*** Dataset records
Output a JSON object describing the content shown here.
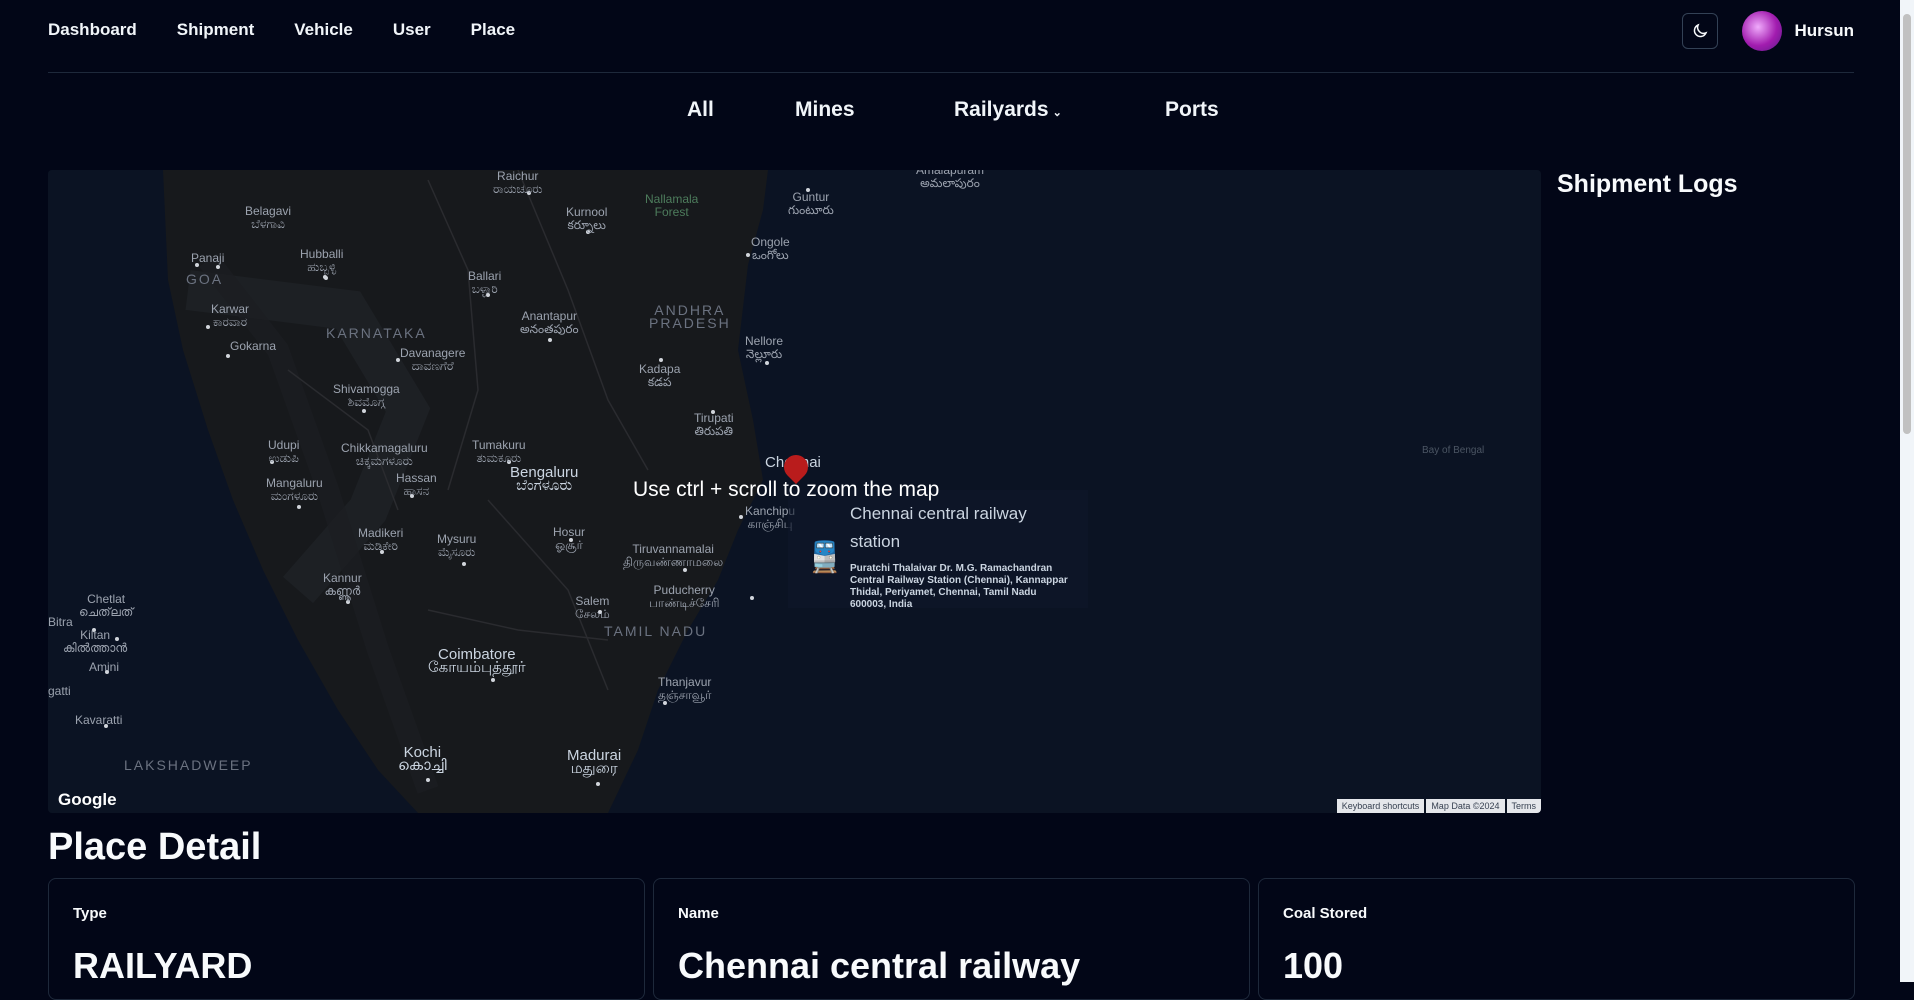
{
  "nav": {
    "links": [
      "Dashboard",
      "Shipment",
      "Vehicle",
      "User",
      "Place"
    ],
    "username": "Hursun"
  },
  "filters": {
    "all": "All",
    "mines": "Mines",
    "railyards": "Railyards",
    "ports": "Ports"
  },
  "map": {
    "zoom_hint": "Use ctrl + scroll to zoom the map",
    "labels": {
      "raichur": "Raichur\nರಾಯಚೂರು",
      "kurnool": "Kurnool\nకర్నూలు",
      "nallamala": "Nallamala\nForest",
      "guntur": "Guntur\nగుంటూరు",
      "amalapuram": "Amalapuram\nఅమలాపురం",
      "belagavi": "Belagavi\nಬೆಳಗಾವಿ",
      "hubballi": "Hubballi\nಹುಬ್ಬಳ್ಳಿ",
      "panaji": "Panaji",
      "goa": "GOA",
      "ballari": "Ballari\nಬಳ್ಳಾರಿ",
      "ongole": "Ongole\nఒంగోలు",
      "karwar": "Karwar\nಕಾರವಾರ",
      "andhra": "ANDHRA\nPRADESH",
      "karnataka": "KARNATAKA",
      "anantapur": "Anantapur\nఅనంతపురం",
      "nellore": "Nellore\nనెల్లూరు",
      "gokarna": "Gokarna",
      "davanagere": "Davanagere\nದಾವಣಗೆರೆ",
      "kadapa": "Kadapa\nకడప",
      "shivamogga": "Shivamogga\nಶಿವಮೊಗ್ಗ",
      "tirupati": "Tirupati\nతిరుపతి",
      "udupi": "Udupi\nಉಡುಪಿ",
      "chikkamagaluru": "Chikkamagaluru\nಚಿಕ್ಕಮಗಳೂರು",
      "tumakuru": "Tumakuru\nತುಮಕೂರು",
      "chennai": "Chennai",
      "bengaluru": "Bengaluru\nಬೆಂಗಳೂರು",
      "hassan": "Hassan\nಹಾಸನ",
      "mangaluru": "Mangaluru\nಮಂಗಳೂರು",
      "kanchipuram": "Kanchipu\nகாஞ்சிபு",
      "madikeri": "Madikeri\nಮಡಿಕೇರಿ",
      "mysuru": "Mysuru\nಮೈಸೂರು",
      "hosur": "Hosur\nஓசூர்",
      "tiruvannamalai": "Tiruvannamalai\nதிருவண்ணாமலை",
      "kannur": "Kannur\nകണ്ണൂർ",
      "puducherry": "Puducherry\nபாண்டிச்சேரி",
      "salem": "Salem\nசேலம்",
      "tamilnadu": "TAMIL NADU",
      "chetlat": "Chetlat\nചെത്‌ലത്",
      "bitra": "Bitra",
      "kiltan": "Kiltan\nകിൽത്താൻ",
      "amini": "Amini",
      "coimbatore": "Coimbatore\nகோயம்புத்தூர்",
      "thanjavur": "Thanjavur\nதஞ்சாவூர்",
      "agatti": "gatti",
      "kavaratti": "Kavaratti",
      "lakshadweep": "LAKSHADWEEP",
      "kochi": "Kochi\nകൊച്ചി",
      "madurai": "Madurai\nமதுரை",
      "bay": "Bay of Bengal"
    },
    "place_card": {
      "title": "Chennai central railway station",
      "address": "Puratchi Thalaivar Dr. M.G. Ramachandran Central Railway Station (Chennai), Kannappar Thidal, Periyamet, Chennai, Tamil Nadu 600003, India"
    },
    "google": "Google",
    "footer": [
      "Keyboard shortcuts",
      "Map Data ©2024",
      "Terms"
    ]
  },
  "logs": {
    "title": "Shipment Logs"
  },
  "detail": {
    "title": "Place Detail",
    "cards": [
      {
        "label": "Type",
        "value": "RAILYARD"
      },
      {
        "label": "Name",
        "value": "Chennai central railway"
      },
      {
        "label": "Coal Stored",
        "value": "100"
      }
    ]
  }
}
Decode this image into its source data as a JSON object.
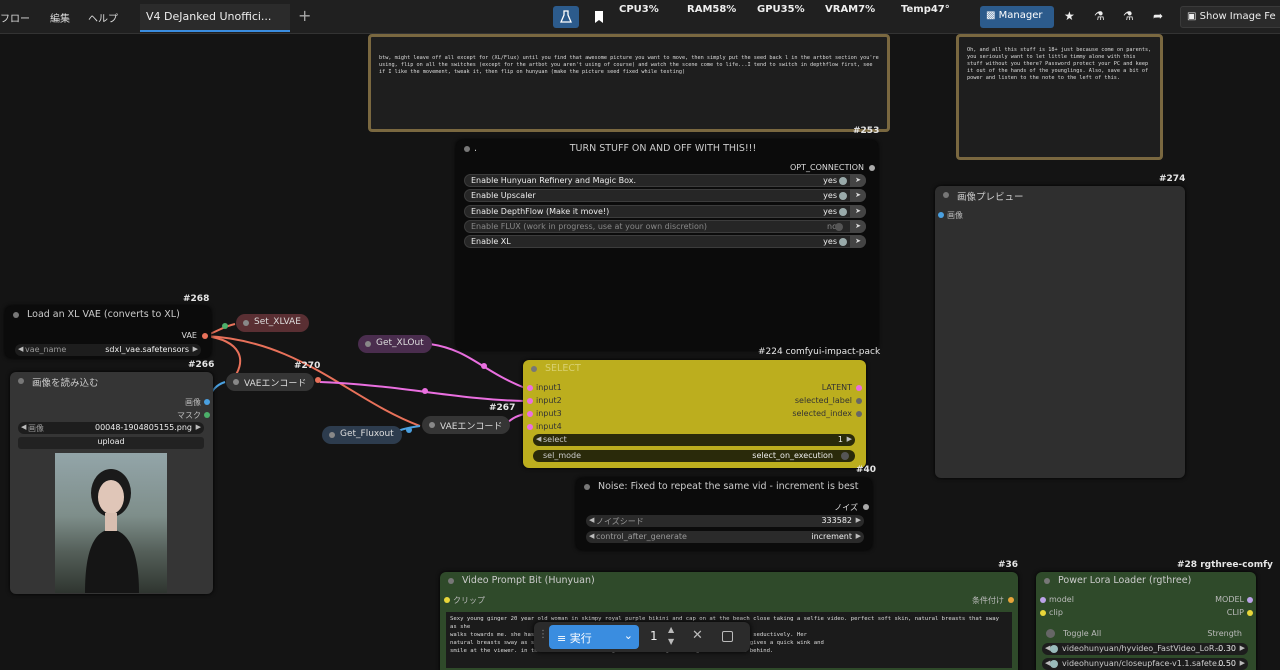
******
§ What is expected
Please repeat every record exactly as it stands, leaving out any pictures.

§ Solution
Output a JSON object describing the content shown here.
{
  "nav": {
    "links": [
      "Dashboard",
      "Shipment",
      "Vehicle",
      "User",
      "Place"
    ],
    "username": "Hursun"
  },
  "filters": {
    "all": "All",
    "mines": "Mines",
    "railyards": "Railyards",
    "ports": "Ports"
  },
  "map": {
    "zoom_hint": "Use ctrl + scroll to zoom the map",
    "labels": {
      "raichur": "Raichur\nರಾಯಚೂರು",
      "kurnool": "Kurnool\nకర్నూలు",
      "nallamala": "Nallamala\nForest",
      "guntur": "Guntur\nగుంటూరు",
      "amalapuram": "Amalapuram\nఅమలాపురం",
      "belagavi": "Belagavi\nಬೆಳಗಾವಿ",
      "hubballi": "Hubballi\nಹುಬ್ಬಳ್ಳಿ",
      "panaji": "Panaji",
      "goa": "GOA",
      "ballari": "Ballari\nಬಳ್ಳಾರಿ",
      "ongole": "Ongole\nఒంగోలు",
      "karwar": "Karwar\nಕಾರವಾರ",
      "andhra": "ANDHRA\nPRADESH",
      "karnataka": "KARNATAKA",
      "anantapur": "Anantapur\nఅనంతపురం",
      "nellore": "Nellore\nనెల్లూరు",
      "gokarna": "Gokarna",
      "davanagere": "Davanagere\nದಾವಣಗೆರೆ",
      "kadapa": "Kadapa\nకడప",
      "shivamogga": "Shivamogga\nಶಿವಮೊಗ್ಗ",
      "tirupati": "Tirupati\nతిరుపతి",
      "udupi": "Udupi\nಉಡುಪಿ",
      "chikkamagaluru": "Chikkamagaluru\nಚಿಕ್ಕಮಗಳೂರು",
      "tumakuru": "Tumakuru\nತುಮಕೂರು",
      "chennai": "Chennai",
      "bengaluru": "Bengaluru\nಬೆಂಗಳೂರು",
      "hassan": "Hassan\nಹಾಸನ",
      "mangaluru": "Mangaluru\nಮಂಗಳೂರು",
      "kanchipuram": "Kanchipu\nகாஞ்சிபு",
      "madikeri": "Madikeri\nಮಡಿಕೇರಿ",
      "mysuru": "Mysuru\nಮೈಸೂರು",
      "hosur": "Hosur\nஓசூர்",
      "tiruvannamalai": "Tiruvannamalai\nதிருவண்ணாமலை",
      "kannur": "Kannur\nകണ്ണൂർ",
      "puducherry": "Puducherry\nபாண்டிச்சேரி",
      "salem": "Salem\nசேலம்",
      "tamilnadu": "TAMIL NADU",
      "chetlat": "Chetlat\nചെത്‌ലത്",
      "bitra": "Bitra",
      "kiltan": "Kiltan\nകിൽത്താൻ",
      "amini": "Amini",
      "coimbatore": "Coimbatore\nகோயம்புத்தூர்",
      "thanjavur": "Thanjavur\nதஞ்சாவூர்",
      "agatti": "gatti",
      "kavaratti": "Kavaratti",
      "lakshadweep": "LAKSHADWEEP",
      "kochi": "Kochi\nകൊച്ചി",
      "madurai": "Madurai\nமதுரை",
      "bay": "Bay of Bengal"
    },
    "place_card": {
      "title": "Chennai central railway station",
      "address": "Puratchi Thalaivar Dr. M.G. Ramachandran Central Railway Station (Chennai), Kannappar Thidal, Periyamet, Chennai, Tamil Nadu 600003, India"
    },
    "google": "Google",
    "footer": [
      "Keyboard shortcuts",
      "Map Data ©2024",
      "Terms"
    ]
  },
  "logs": {
    "title": "Shipment Logs"
  },
  "detail": {
    "title": "Place Detail",
    "cards": [
      {
        "label": "Type",
        "value": "RAILYARD"
      },
      {
        "label": "Name",
        "value": "Chennai central railway"
      },
      {
        "label": "Coal Stored",
        "value": "100"
      }
    ]
  }
}
Decode this image into its source data as a JSON object.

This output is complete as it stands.